It is quality, expressive and adventurous jazz. Standard hip grooves on guitar by Lorenzini, wonderfully fluid and warm piano by Ballester, and ultra-tight, heartbeat-smooth bass by Ponthieux make for great listening. Pieces are upbeat but relaxed, always holding interest yet letting you drift off in enjoyment spaces.
For a curious effect it seems Lorenzini uses a piece of paper(?) to enable "prepared guitar" and attains a percussive buzz for the intro to "Salsa De Bahia". It catches you off guard at first and you think a speaker has died or the CD track is bad but soon you learn to dig it. "Orient-Express" wins the most beautifully pastoral jazz moment award. Simply majestic. Both Ponthieux and Lorenzini get a lot of room to stretch nicely on strings.
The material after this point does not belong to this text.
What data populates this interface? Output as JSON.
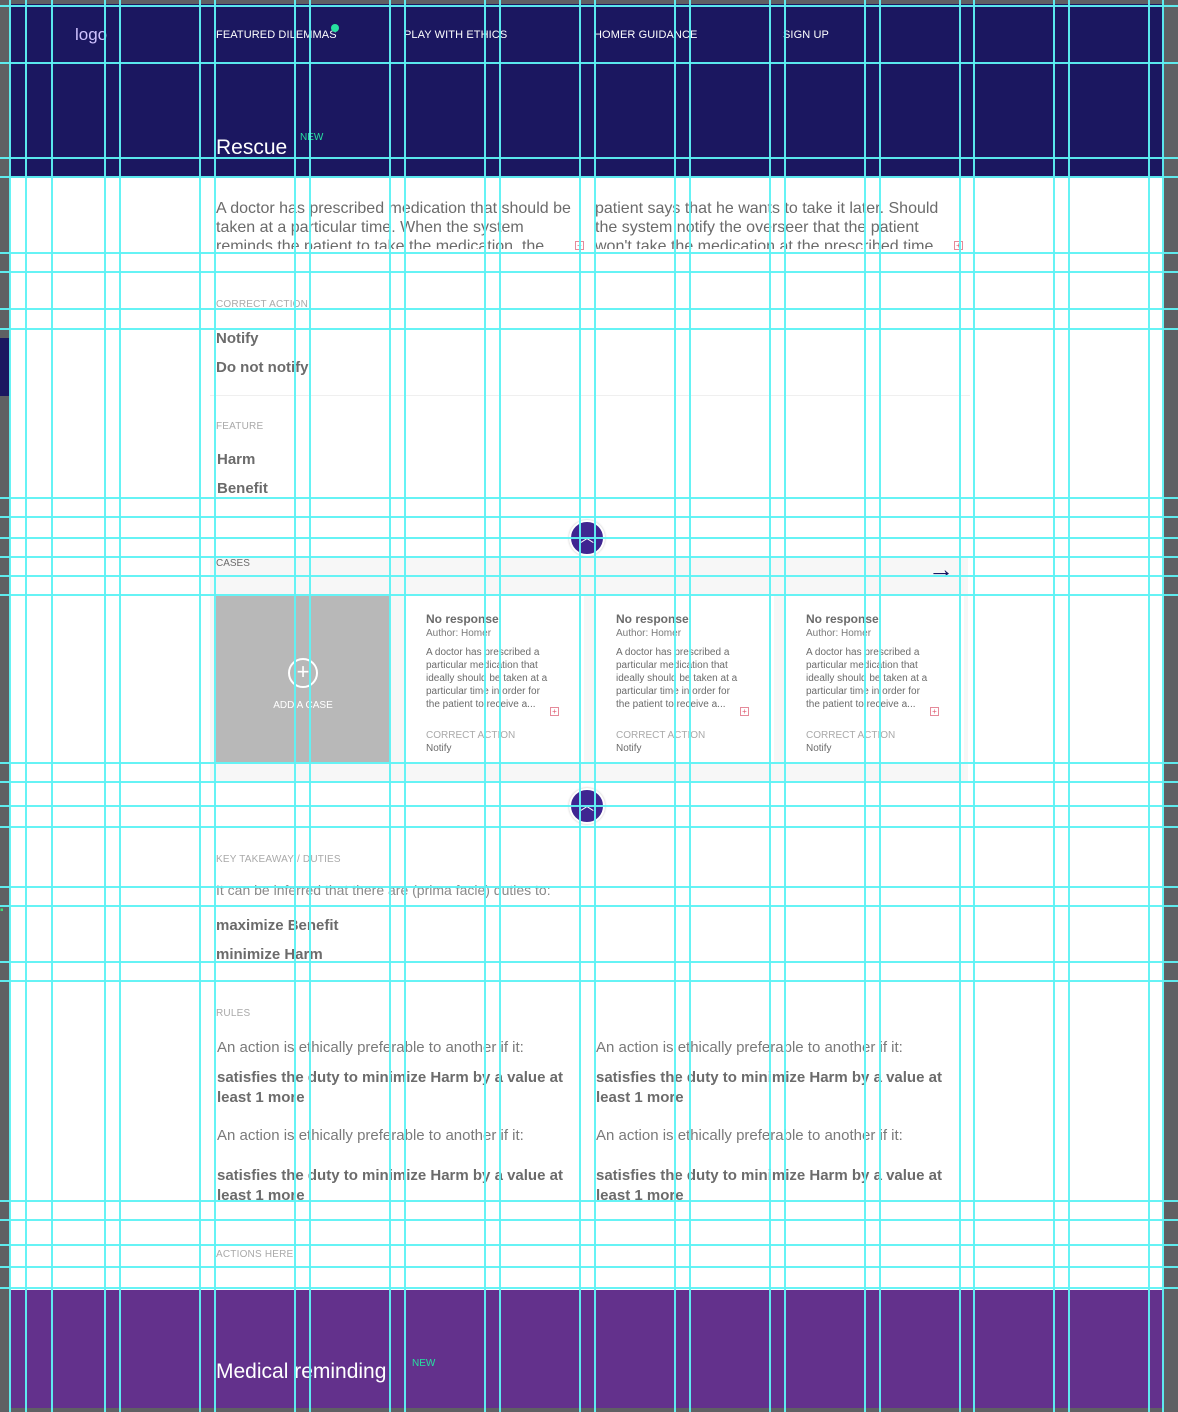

Avant-garde territory is accessed in the introspective, free-form "Sornettes". After a period of enigmatic abandon you are thrilled with Ballester soloing on keys which brings everyone back into a great finale, echoing previous songs' tight grooves.
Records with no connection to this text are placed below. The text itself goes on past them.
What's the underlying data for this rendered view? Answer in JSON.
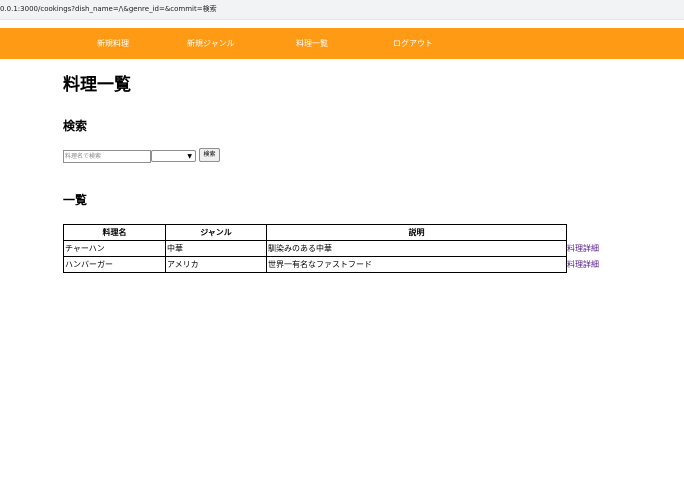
{
  "browser": {
    "url": "0.0.1:3000/cookings?dish_name=/\\&genre_id=&commit=検索"
  },
  "nav": {
    "items": [
      {
        "label": "新規料理"
      },
      {
        "label": "新規ジャンル"
      },
      {
        "label": "料理一覧"
      },
      {
        "label": "ログアウト"
      }
    ]
  },
  "page": {
    "title": "料理一覧",
    "search_heading": "検索",
    "list_heading": "一覧"
  },
  "search": {
    "placeholder": "料理名で検索",
    "genre_selected": "",
    "button_label": "検索"
  },
  "table": {
    "headers": [
      "料理名",
      "ジャンル",
      "説明"
    ],
    "rows": [
      {
        "name": "チャーハン",
        "genre": "中華",
        "description": "馴染みのある中華",
        "link": "料理詳細"
      },
      {
        "name": "ハンバーガー",
        "genre": "アメリカ",
        "description": "世界一有名なファストフード",
        "link": "料理詳細"
      }
    ]
  },
  "colors": {
    "navbar": "#ff9a14",
    "nav_text": "#ffffff",
    "visited_link": "#551a8b"
  }
}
On "Décadanse" things are again au moderne with Ballester doing some speakover-scat-narration in breathy, female-voiced, French during the piece. Lorenzini gets a a tad wild on guitar but tastefully so.
Many more goodies are hidden in here for any jazz lover. Think acoustic Chick Corea or Keith Jarrett with that jazz standards guitar and bass. Recommended, a strong jazz offering.
Lorenzini, Ballester, Ponthieux: Question De Temps (CD, 48:39); Musea Parallele MP 3033.AR
I love jazz because it mixes intellect and emotion in a very spontaneous way.
I was first exposed to jazz by liberating a Coltrane and a Pharoah Sanders record from a friend in NYC and listening to them over and over until I got it.
My advice to new listeners is you have to take the time to listen to some jazz tunes a number of times until it starts to make sense.